Chronic inflammation causes limited mobility of the affected joint and progressive deterioration of fitness. Here, the drugs themselves are not enough – for the patient to remain independent for longer, he should actively engage in the healing process. Daily exercises ensure very good results in the treatment of arthritis. Although in the beginning the movement can cause pain, in the long run it helps in nutrition of the articular cartilage and reduces friction between the articular structures. Conscientiously performed gymnastics prevents muscle contractures, strengthens the entire movement system, eliminates morning stiffness, increases mobility in the joint. It is worth taking into account that in some rheumatic diseases (eg, ZZSK) rest paradoxically intensifies symptoms, while physical activity eliminates them. Of course, gymnastics can not be too forceful, that’s why a physiotherapist should choose exercises and show the patient how to do them at home.
In addition to kinesitherapy (treatment with movement), treatment of arthritis can be supported by a variety of physiotherapy treatments, such as:
For the above-mentioned methods to help arthritis, the treatment should be prescribed by a specialist (rheumatologist or orthopaedist) and individually selected for the patient.
People with chronic arthritis often have long-term drug intake and are therefore looking for alternative treatments.

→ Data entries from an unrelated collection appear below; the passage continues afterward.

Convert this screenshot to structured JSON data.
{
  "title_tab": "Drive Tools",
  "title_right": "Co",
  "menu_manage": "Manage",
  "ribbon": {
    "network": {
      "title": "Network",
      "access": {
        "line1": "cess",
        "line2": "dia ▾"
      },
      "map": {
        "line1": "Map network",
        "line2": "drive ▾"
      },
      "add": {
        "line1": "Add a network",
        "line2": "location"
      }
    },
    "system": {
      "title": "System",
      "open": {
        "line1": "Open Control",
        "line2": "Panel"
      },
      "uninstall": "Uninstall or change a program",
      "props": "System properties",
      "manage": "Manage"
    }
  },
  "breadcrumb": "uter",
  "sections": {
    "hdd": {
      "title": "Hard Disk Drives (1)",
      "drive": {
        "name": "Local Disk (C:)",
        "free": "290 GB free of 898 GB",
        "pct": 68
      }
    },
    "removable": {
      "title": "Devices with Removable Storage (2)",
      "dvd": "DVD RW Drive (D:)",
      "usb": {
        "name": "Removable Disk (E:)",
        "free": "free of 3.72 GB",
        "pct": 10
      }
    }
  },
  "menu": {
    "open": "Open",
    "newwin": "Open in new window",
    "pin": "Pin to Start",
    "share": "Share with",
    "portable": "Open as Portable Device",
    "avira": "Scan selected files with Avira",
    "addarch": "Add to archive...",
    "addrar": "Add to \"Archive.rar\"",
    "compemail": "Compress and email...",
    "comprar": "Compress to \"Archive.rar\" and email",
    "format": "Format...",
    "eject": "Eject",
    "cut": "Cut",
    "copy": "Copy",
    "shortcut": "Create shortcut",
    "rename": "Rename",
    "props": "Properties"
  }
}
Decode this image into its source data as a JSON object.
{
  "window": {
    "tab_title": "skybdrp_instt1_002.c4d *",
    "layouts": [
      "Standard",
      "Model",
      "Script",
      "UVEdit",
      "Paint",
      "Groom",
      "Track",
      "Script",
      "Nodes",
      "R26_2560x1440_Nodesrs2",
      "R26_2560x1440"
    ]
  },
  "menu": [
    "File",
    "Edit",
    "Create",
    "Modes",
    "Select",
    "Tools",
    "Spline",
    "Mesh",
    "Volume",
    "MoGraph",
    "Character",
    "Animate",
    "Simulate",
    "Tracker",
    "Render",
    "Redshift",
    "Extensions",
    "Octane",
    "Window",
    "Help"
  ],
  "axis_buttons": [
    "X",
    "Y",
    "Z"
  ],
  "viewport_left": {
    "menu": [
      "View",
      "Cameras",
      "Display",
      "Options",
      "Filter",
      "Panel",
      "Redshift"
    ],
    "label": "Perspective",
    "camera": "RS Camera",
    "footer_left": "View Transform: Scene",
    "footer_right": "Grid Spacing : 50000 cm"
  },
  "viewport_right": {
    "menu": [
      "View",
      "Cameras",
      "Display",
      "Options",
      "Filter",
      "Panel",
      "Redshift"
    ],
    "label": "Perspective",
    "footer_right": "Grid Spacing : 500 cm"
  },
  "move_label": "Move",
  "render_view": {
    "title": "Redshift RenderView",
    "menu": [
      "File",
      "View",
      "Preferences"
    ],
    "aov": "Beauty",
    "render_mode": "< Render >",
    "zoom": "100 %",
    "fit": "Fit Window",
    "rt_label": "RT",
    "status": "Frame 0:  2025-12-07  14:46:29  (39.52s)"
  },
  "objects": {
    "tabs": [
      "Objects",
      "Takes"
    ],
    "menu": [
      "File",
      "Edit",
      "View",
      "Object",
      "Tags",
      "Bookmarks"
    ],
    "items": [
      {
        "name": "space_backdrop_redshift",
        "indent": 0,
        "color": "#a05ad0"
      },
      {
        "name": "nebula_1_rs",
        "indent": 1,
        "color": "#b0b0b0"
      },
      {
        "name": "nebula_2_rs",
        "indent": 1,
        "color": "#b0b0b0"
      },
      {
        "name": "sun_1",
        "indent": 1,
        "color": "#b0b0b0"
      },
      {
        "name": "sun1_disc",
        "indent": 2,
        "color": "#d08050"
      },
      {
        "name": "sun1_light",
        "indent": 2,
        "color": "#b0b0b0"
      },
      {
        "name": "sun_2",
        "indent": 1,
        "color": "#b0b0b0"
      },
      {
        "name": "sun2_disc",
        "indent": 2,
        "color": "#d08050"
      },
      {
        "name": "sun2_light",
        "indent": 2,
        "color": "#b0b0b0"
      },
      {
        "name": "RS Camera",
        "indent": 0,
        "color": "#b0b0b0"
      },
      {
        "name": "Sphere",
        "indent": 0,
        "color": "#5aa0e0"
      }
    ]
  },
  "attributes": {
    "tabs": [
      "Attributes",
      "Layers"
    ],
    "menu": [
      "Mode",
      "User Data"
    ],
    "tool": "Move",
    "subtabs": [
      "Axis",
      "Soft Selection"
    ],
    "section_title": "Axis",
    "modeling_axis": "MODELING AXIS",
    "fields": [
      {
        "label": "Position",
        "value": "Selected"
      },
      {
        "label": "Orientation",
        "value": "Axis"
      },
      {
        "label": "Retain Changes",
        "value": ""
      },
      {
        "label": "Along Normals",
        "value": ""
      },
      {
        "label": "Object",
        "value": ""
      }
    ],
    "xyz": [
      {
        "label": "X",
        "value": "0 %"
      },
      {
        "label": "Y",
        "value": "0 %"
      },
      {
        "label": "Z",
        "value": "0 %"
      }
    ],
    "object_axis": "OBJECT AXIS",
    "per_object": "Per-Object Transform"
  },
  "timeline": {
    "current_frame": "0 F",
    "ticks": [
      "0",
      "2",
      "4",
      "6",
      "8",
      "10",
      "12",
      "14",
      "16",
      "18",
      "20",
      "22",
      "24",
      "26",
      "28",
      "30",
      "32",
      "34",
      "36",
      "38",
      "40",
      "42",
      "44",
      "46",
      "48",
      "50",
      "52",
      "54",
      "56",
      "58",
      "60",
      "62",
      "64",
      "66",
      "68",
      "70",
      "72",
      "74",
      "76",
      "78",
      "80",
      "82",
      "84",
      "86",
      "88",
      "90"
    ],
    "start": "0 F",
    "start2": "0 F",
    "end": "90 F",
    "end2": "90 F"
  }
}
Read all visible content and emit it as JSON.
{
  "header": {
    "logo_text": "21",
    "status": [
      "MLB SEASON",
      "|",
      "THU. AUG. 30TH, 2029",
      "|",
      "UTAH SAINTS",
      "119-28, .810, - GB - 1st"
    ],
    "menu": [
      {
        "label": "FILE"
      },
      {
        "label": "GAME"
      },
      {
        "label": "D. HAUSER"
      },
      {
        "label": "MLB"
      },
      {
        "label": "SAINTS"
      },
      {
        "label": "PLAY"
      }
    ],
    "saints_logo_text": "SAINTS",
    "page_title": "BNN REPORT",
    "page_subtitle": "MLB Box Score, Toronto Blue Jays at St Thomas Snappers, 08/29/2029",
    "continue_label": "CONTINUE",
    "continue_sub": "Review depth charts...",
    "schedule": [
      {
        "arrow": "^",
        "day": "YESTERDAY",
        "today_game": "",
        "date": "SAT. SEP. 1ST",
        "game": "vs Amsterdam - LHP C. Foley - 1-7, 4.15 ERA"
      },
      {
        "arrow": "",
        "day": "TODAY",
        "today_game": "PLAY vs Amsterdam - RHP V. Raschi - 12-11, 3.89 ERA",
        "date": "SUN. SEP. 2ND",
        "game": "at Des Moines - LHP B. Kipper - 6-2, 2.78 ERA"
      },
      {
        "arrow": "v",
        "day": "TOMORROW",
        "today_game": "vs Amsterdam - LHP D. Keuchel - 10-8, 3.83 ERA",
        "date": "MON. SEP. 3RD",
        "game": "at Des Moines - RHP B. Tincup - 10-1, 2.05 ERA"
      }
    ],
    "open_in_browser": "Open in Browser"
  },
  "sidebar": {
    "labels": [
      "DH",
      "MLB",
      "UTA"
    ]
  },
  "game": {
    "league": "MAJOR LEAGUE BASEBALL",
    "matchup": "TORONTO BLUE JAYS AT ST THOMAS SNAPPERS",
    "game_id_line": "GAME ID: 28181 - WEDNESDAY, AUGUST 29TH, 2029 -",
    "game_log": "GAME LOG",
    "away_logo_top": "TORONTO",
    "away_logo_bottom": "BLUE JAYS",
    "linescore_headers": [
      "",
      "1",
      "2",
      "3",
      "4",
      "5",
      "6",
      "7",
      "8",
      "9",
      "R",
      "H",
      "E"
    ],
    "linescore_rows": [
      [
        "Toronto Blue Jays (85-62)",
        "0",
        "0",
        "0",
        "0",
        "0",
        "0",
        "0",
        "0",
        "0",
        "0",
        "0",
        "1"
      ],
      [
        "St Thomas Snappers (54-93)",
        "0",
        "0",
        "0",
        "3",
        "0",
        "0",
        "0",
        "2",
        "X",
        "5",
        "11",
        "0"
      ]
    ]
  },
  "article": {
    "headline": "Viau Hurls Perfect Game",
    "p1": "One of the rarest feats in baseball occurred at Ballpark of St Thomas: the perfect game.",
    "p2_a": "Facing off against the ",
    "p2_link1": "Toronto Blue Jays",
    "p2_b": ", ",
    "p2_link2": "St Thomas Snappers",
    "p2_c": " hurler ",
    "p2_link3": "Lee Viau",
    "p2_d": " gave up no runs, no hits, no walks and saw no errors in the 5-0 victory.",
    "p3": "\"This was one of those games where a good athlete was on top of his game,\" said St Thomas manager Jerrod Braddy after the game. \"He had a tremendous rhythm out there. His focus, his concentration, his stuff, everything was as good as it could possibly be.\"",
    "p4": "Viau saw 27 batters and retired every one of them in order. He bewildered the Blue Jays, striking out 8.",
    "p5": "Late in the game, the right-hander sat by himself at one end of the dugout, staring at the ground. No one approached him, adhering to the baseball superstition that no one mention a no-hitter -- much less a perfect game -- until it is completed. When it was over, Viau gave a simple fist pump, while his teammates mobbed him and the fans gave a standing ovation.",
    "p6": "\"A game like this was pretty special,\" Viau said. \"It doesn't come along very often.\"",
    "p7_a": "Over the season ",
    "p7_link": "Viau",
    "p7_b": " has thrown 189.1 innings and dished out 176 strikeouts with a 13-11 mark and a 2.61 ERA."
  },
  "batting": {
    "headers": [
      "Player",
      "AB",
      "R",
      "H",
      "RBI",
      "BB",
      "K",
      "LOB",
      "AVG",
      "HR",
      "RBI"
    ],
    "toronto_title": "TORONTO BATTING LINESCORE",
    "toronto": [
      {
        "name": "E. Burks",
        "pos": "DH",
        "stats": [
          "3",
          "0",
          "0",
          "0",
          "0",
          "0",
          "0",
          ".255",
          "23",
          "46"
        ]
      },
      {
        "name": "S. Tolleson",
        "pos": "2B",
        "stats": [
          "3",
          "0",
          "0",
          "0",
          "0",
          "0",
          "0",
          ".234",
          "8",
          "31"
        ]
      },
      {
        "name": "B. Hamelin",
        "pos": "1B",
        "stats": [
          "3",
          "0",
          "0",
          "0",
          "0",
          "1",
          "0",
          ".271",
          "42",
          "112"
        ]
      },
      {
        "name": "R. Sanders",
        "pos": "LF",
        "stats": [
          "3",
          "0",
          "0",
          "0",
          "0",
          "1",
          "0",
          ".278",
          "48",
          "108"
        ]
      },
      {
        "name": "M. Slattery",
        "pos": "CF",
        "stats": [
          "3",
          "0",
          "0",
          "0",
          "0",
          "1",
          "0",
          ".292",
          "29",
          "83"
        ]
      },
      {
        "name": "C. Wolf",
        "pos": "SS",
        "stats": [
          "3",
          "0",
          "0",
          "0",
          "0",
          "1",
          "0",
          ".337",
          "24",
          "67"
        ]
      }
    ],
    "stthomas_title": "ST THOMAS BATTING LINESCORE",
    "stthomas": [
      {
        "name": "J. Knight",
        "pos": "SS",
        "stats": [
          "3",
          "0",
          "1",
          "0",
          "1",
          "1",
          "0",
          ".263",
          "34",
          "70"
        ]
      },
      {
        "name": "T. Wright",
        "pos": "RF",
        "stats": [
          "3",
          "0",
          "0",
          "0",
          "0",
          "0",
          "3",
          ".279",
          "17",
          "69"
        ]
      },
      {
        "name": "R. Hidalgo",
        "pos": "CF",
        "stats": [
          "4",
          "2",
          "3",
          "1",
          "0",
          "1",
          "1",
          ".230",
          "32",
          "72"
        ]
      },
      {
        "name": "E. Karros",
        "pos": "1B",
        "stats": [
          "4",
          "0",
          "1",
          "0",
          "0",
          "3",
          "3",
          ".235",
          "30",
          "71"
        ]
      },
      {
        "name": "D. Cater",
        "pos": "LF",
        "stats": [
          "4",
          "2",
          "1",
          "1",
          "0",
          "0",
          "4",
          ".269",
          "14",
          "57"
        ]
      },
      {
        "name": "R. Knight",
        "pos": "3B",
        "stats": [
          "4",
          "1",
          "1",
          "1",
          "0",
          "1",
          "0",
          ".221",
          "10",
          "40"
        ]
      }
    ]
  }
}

They see hope in more or less controversial procedures – from acupuncture and acupressure, through special diets, to hirudotherapy (treatment with leeches). Doing so can cause a lot of damage to the patient. First of all, it gives false hope for a complete cure (arthritis is often chronic) and delays the implementation of specialized therapy. Only properly selected drugs and rehabilitation are able to stop the progress of the disease, improve the patient’s performance and prevent serious systemic complications.
Nevertheless, the patient can also relieve arthritis by himself – home treatment includes on observing a healthy diet rich in vitamins and minerals, maintaining the correct weight, relieving the joints (using sticks, balls, special bands and stabilizers). Cold compresses, ointments and gels can be used for edema, while a high-quality medical mattress helps prevent deformities (especially at AS) and early stiffening.